(Records drawn from a dataset)
#####
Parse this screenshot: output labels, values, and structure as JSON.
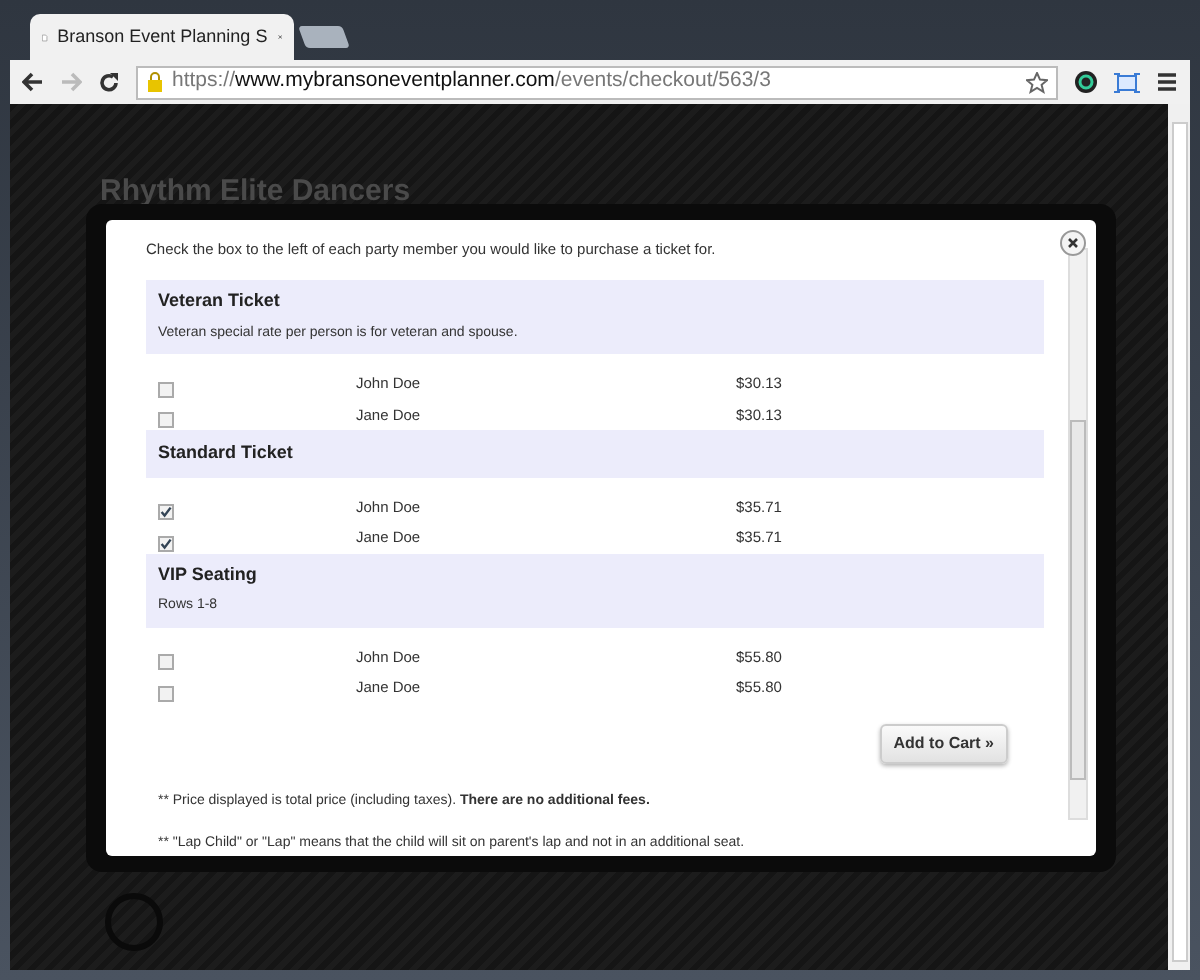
{
  "browser": {
    "tab_title": "Branson Event Planning S",
    "url_scheme": "https://",
    "url_host": "www.mybransoneventplanner.com",
    "url_path": "/events/checkout/563/3"
  },
  "page": {
    "heading": "Rhythm Elite Dancers"
  },
  "modal": {
    "instruction": "Check the box to the left of each party member you would like to purchase a ticket for.",
    "groups": [
      {
        "name": "Veteran Ticket",
        "note": "Veteran special rate per person is for veteran and spouse.",
        "members": [
          {
            "name": "John Doe",
            "price": "$30.13",
            "checked": false
          },
          {
            "name": "Jane Doe",
            "price": "$30.13",
            "checked": false
          }
        ]
      },
      {
        "name": "Standard Ticket",
        "members": [
          {
            "name": "John Doe",
            "price": "$35.71",
            "checked": true
          },
          {
            "name": "Jane Doe",
            "price": "$35.71",
            "checked": true
          }
        ]
      },
      {
        "name": "VIP Seating",
        "note": "Rows 1-8",
        "members": [
          {
            "name": "John Doe",
            "price": "$55.80",
            "checked": false
          },
          {
            "name": "Jane Doe",
            "price": "$55.80",
            "checked": false
          }
        ]
      }
    ],
    "button": "Add to Cart »",
    "notes": [
      "** Price displayed is total price (including taxes). **There are no additional fees.**",
      "** \"Lap Child\" or \"Lap\" means that the child will sit on parent's lap and not in an additional seat."
    ]
  }
}
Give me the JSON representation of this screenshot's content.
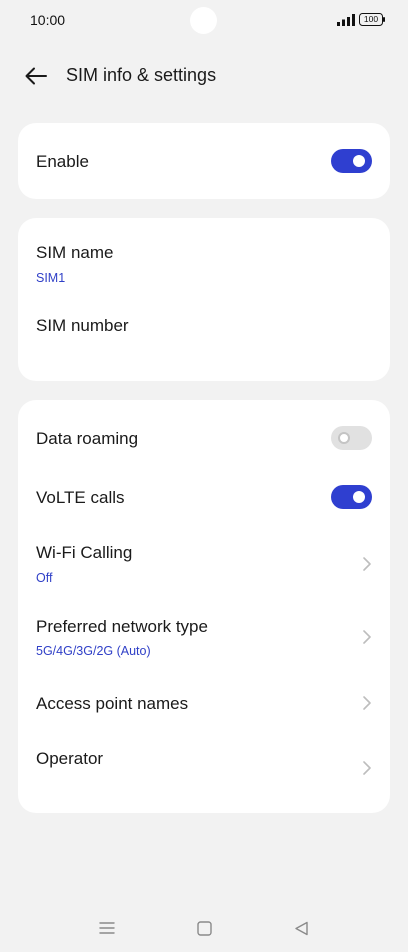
{
  "status_bar": {
    "time": "10:00",
    "battery": "100",
    "icons": [
      "signal-icon",
      "battery-icon"
    ]
  },
  "header": {
    "title": "SIM info & settings",
    "back_icon": "back-arrow-icon"
  },
  "enable_card": {
    "label": "Enable",
    "toggle_on": true
  },
  "sim_card": {
    "name_label": "SIM name",
    "name_value": "SIM1",
    "number_label": "SIM number"
  },
  "settings_card": {
    "data_roaming": {
      "label": "Data roaming",
      "toggle_on": false
    },
    "volte": {
      "label": "VoLTE calls",
      "toggle_on": true
    },
    "wifi_calling": {
      "label": "Wi-Fi Calling",
      "value": "Off"
    },
    "preferred_network": {
      "label": "Preferred network type",
      "value": "5G/4G/3G/2G (Auto)"
    },
    "apn": {
      "label": "Access point names"
    },
    "operator": {
      "label": "Operator"
    }
  },
  "nav_bar": {
    "icons": [
      "menu-icon",
      "home-icon",
      "back-icon"
    ]
  },
  "colors": {
    "accent": "#2f3fd0",
    "background": "#f2f2f2",
    "card": "#ffffff"
  }
}
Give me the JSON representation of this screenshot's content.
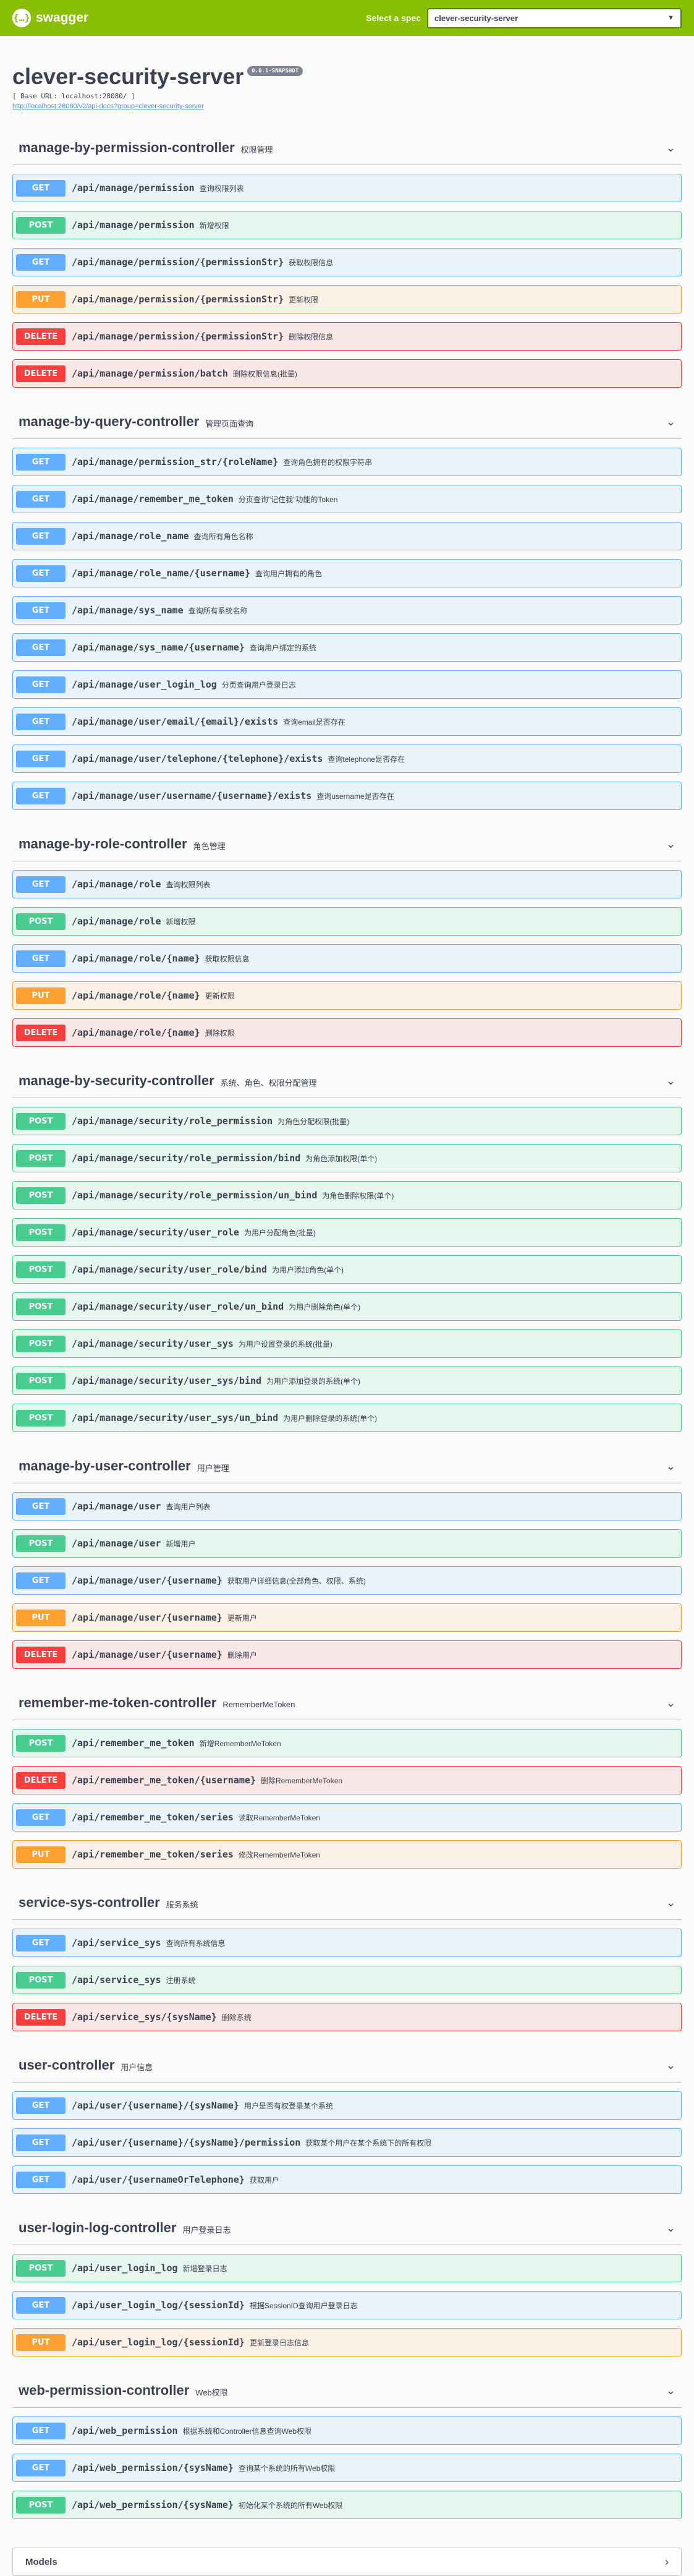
{
  "topbar": {
    "logo_mark": "{…}",
    "logo_text": "swagger",
    "spec_label": "Select a spec",
    "spec_value": "clever-security-server",
    "select_icon": "chevron-down-icon"
  },
  "info": {
    "title": "clever-security-server",
    "version": "0.0.1-SNAPSHOT",
    "base_url": "[ Base URL: localhost:28080/ ]",
    "docs_url": "http://localhost:28080/v2/api-docs?group=clever-security-server"
  },
  "tags": [
    {
      "name": "manage-by-permission-controller",
      "description": "权限管理",
      "ops": [
        {
          "method": "GET",
          "path": "/api/manage/permission",
          "summary": "查询权限列表"
        },
        {
          "method": "POST",
          "path": "/api/manage/permission",
          "summary": "新增权限"
        },
        {
          "method": "GET",
          "path": "/api/manage/permission/{permissionStr}",
          "summary": "获取权限信息"
        },
        {
          "method": "PUT",
          "path": "/api/manage/permission/{permissionStr}",
          "summary": "更新权限"
        },
        {
          "method": "DELETE",
          "path": "/api/manage/permission/{permissionStr}",
          "summary": "删除权限信息"
        },
        {
          "method": "DELETE",
          "path": "/api/manage/permission/batch",
          "summary": "删除权限信息(批量)"
        }
      ]
    },
    {
      "name": "manage-by-query-controller",
      "description": "管理页面查询",
      "ops": [
        {
          "method": "GET",
          "path": "/api/manage/permission_str/{roleName}",
          "summary": "查询角色拥有的权限字符串"
        },
        {
          "method": "GET",
          "path": "/api/manage/remember_me_token",
          "summary": "分页查询\"记住我\"功能的Token"
        },
        {
          "method": "GET",
          "path": "/api/manage/role_name",
          "summary": "查询所有角色名称"
        },
        {
          "method": "GET",
          "path": "/api/manage/role_name/{username}",
          "summary": "查询用户拥有的角色"
        },
        {
          "method": "GET",
          "path": "/api/manage/sys_name",
          "summary": "查询所有系统名称"
        },
        {
          "method": "GET",
          "path": "/api/manage/sys_name/{username}",
          "summary": "查询用户绑定的系统"
        },
        {
          "method": "GET",
          "path": "/api/manage/user_login_log",
          "summary": "分页查询用户登录日志"
        },
        {
          "method": "GET",
          "path": "/api/manage/user/email/{email}/exists",
          "summary": "查询email是否存在"
        },
        {
          "method": "GET",
          "path": "/api/manage/user/telephone/{telephone}/exists",
          "summary": "查询telephone是否存在"
        },
        {
          "method": "GET",
          "path": "/api/manage/user/username/{username}/exists",
          "summary": "查询username是否存在"
        }
      ]
    },
    {
      "name": "manage-by-role-controller",
      "description": "角色管理",
      "ops": [
        {
          "method": "GET",
          "path": "/api/manage/role",
          "summary": "查询权限列表"
        },
        {
          "method": "POST",
          "path": "/api/manage/role",
          "summary": "新增权限"
        },
        {
          "method": "GET",
          "path": "/api/manage/role/{name}",
          "summary": "获取权限信息"
        },
        {
          "method": "PUT",
          "path": "/api/manage/role/{name}",
          "summary": "更新权限"
        },
        {
          "method": "DELETE",
          "path": "/api/manage/role/{name}",
          "summary": "删除权限"
        }
      ]
    },
    {
      "name": "manage-by-security-controller",
      "description": "系统、角色、权限分配管理",
      "ops": [
        {
          "method": "POST",
          "path": "/api/manage/security/role_permission",
          "summary": "为角色分配权限(批量)"
        },
        {
          "method": "POST",
          "path": "/api/manage/security/role_permission/bind",
          "summary": "为角色添加权限(单个)"
        },
        {
          "method": "POST",
          "path": "/api/manage/security/role_permission/un_bind",
          "summary": "为角色删除权限(单个)"
        },
        {
          "method": "POST",
          "path": "/api/manage/security/user_role",
          "summary": "为用户分配角色(批量)"
        },
        {
          "method": "POST",
          "path": "/api/manage/security/user_role/bind",
          "summary": "为用户添加角色(单个)"
        },
        {
          "method": "POST",
          "path": "/api/manage/security/user_role/un_bind",
          "summary": "为用户删除角色(单个)"
        },
        {
          "method": "POST",
          "path": "/api/manage/security/user_sys",
          "summary": "为用户设置登录的系统(批量)"
        },
        {
          "method": "POST",
          "path": "/api/manage/security/user_sys/bind",
          "summary": "为用户添加登录的系统(单个)"
        },
        {
          "method": "POST",
          "path": "/api/manage/security/user_sys/un_bind",
          "summary": "为用户删除登录的系统(单个)"
        }
      ]
    },
    {
      "name": "manage-by-user-controller",
      "description": "用户管理",
      "ops": [
        {
          "method": "GET",
          "path": "/api/manage/user",
          "summary": "查询用户列表"
        },
        {
          "method": "POST",
          "path": "/api/manage/user",
          "summary": "新增用户"
        },
        {
          "method": "GET",
          "path": "/api/manage/user/{username}",
          "summary": "获取用户详细信息(全部角色、权限、系统)"
        },
        {
          "method": "PUT",
          "path": "/api/manage/user/{username}",
          "summary": "更新用户"
        },
        {
          "method": "DELETE",
          "path": "/api/manage/user/{username}",
          "summary": "删除用户"
        }
      ]
    },
    {
      "name": "remember-me-token-controller",
      "description": "RememberMeToken",
      "ops": [
        {
          "method": "POST",
          "path": "/api/remember_me_token",
          "summary": "新增RememberMeToken"
        },
        {
          "method": "DELETE",
          "path": "/api/remember_me_token/{username}",
          "summary": "删除RememberMeToken"
        },
        {
          "method": "GET",
          "path": "/api/remember_me_token/series",
          "summary": "读取RememberMeToken"
        },
        {
          "method": "PUT",
          "path": "/api/remember_me_token/series",
          "summary": "修改RememberMeToken"
        }
      ]
    },
    {
      "name": "service-sys-controller",
      "description": "服务系统",
      "ops": [
        {
          "method": "GET",
          "path": "/api/service_sys",
          "summary": "查询所有系统信息"
        },
        {
          "method": "POST",
          "path": "/api/service_sys",
          "summary": "注册系统"
        },
        {
          "method": "DELETE",
          "path": "/api/service_sys/{sysName}",
          "summary": "删除系统"
        }
      ]
    },
    {
      "name": "user-controller",
      "description": "用户信息",
      "ops": [
        {
          "method": "GET",
          "path": "/api/user/{username}/{sysName}",
          "summary": "用户是否有权登录某个系统"
        },
        {
          "method": "GET",
          "path": "/api/user/{username}/{sysName}/permission",
          "summary": "获取某个用户在某个系统下的所有权限"
        },
        {
          "method": "GET",
          "path": "/api/user/{usernameOrTelephone}",
          "summary": "获取用户"
        }
      ]
    },
    {
      "name": "user-login-log-controller",
      "description": "用户登录日志",
      "ops": [
        {
          "method": "POST",
          "path": "/api/user_login_log",
          "summary": "新增登录日志"
        },
        {
          "method": "GET",
          "path": "/api/user_login_log/{sessionId}",
          "summary": "根据SessionID查询用户登录日志"
        },
        {
          "method": "PUT",
          "path": "/api/user_login_log/{sessionId}",
          "summary": "更新登录日志信息"
        }
      ]
    },
    {
      "name": "web-permission-controller",
      "description": "Web权限",
      "ops": [
        {
          "method": "GET",
          "path": "/api/web_permission",
          "summary": "根据系统和Controller信息查询Web权限"
        },
        {
          "method": "GET",
          "path": "/api/web_permission/{sysName}",
          "summary": "查询某个系统的所有Web权限"
        },
        {
          "method": "POST",
          "path": "/api/web_permission/{sysName}",
          "summary": "初始化某个系统的所有Web权限"
        }
      ]
    }
  ],
  "models": {
    "title": "Models"
  },
  "colors": {
    "topbar": "#89bf04",
    "get": "#61affe",
    "post": "#49cc90",
    "put": "#fca130",
    "delete": "#f93e3e"
  }
}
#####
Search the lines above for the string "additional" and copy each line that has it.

### [Your response]
      "** Price displayed is total price (including taxes). **There are no additional fees.**",
      "** \"Lap Child\" or \"Lap\" means that the child will sit on parent's lap and not in an additional seat."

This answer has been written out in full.